By Benjamin N. Cardozo | Go to book overview
Save to active project

Lecture III. The Method of Sociology. The Judge as a Legislator

I HAVE chosen these branches of the law merely as conspicuous illustrations of the application by the courts of the method of sociology. But the truth is that there is no branch where the method is not fruitful. Even when it does not seem to dominate, it is always in reserve. It is the arbiter between other methods, determining in the last analysis the choice of each, weighing their competing claims, setting bounds to their pretensions, balancing and moderating and harmonizing them all. Few rules in our time are so well established that they may not be called upon any day to justify their existence as means adapted to an end. If they do not function, they are diseased. If they are diseased, they must not propagate their kind. Sometimes they are cut out and extirpated altogether. Sometimes

-98-

Notes for this page

Add a new note
If you are trying to select text to create highlights or citations, remember that you must now click or tap on the first word, and then click or tap on the last word.
Loading One moment ...
Project items
Notes
Cite this page

Cited page

Style
Citations are available only to our active members.
Sign up now to cite pages or passages in MLA, APA and Chicago citation styles.

Cited page

Bookmark this page
The Nature of the Judicial Process
Settings

Settings

Typeface
Text size Smaller Larger
Search within

Search within this book

Look up

Look up a word

  • Dictionary
  • Thesaurus
Please submit a word or phrase above.
Print this page

Print this page

Why can't I print more than one page at a time?

While we understand printed pages are helpful to our users, this limitation is necessary to help protect our publishers' copyrighted material and prevent its unlawful distribution. We are sorry for any inconvenience.
Full screen
/ 180

matching results for page

Cited passage

Style
Citations are available only to our active members.
Sign up now to cite pages or passages in MLA, APA and Chicago citation styles.

Cited passage

Welcome to the new Questia Reader

The Questia Reader has been updated to provide you with an even better online reading experience.  It is now 100% Responsive, which means you can read our books and articles on any sized device you wish.  All of your favorite tools like notes, highlights, and citations are still here, but the way you select text has been updated to be easier to use, especially on touchscreen devices.  Here's how:

1. Click or tap the first word you want to select.
2. Click or tap the last word you want to select.

OK, got it!

Thanks for trying Questia!

Please continue trying out our research tools, but please note, full functionality is available only to our active members.

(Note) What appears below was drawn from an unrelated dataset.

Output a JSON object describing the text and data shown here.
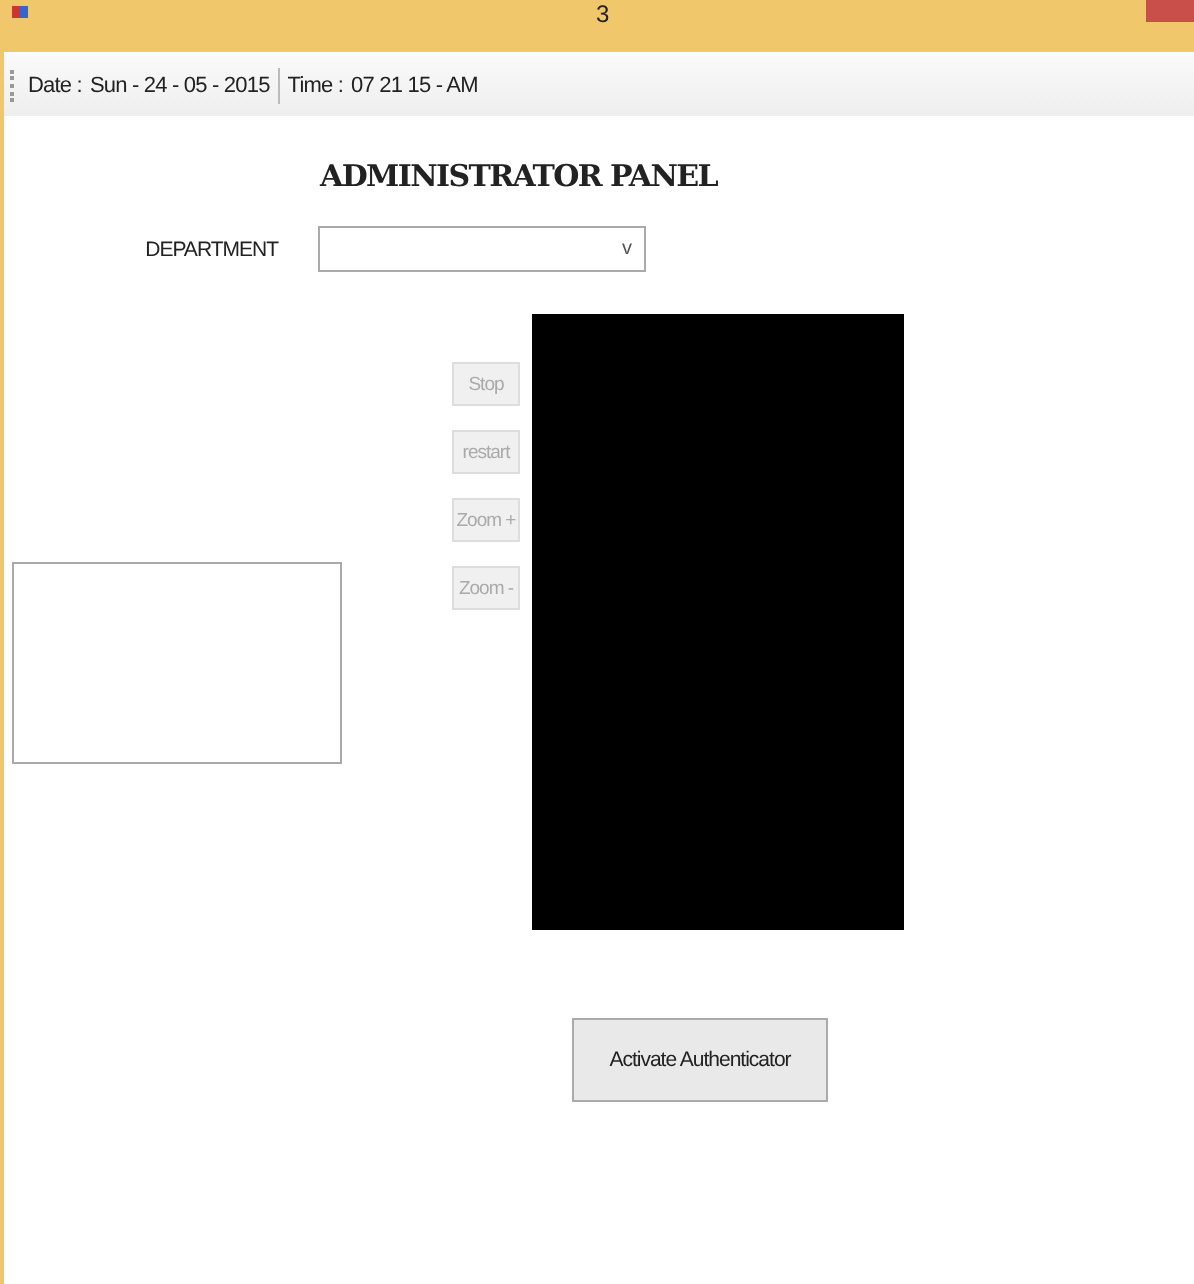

Your work will be lost once you leave this Web page.

For full access in an ad-free environment, sign up now for a FREE, 1-day trial.

Already a member? Log in now.

Are you sure you want to delete this highlight?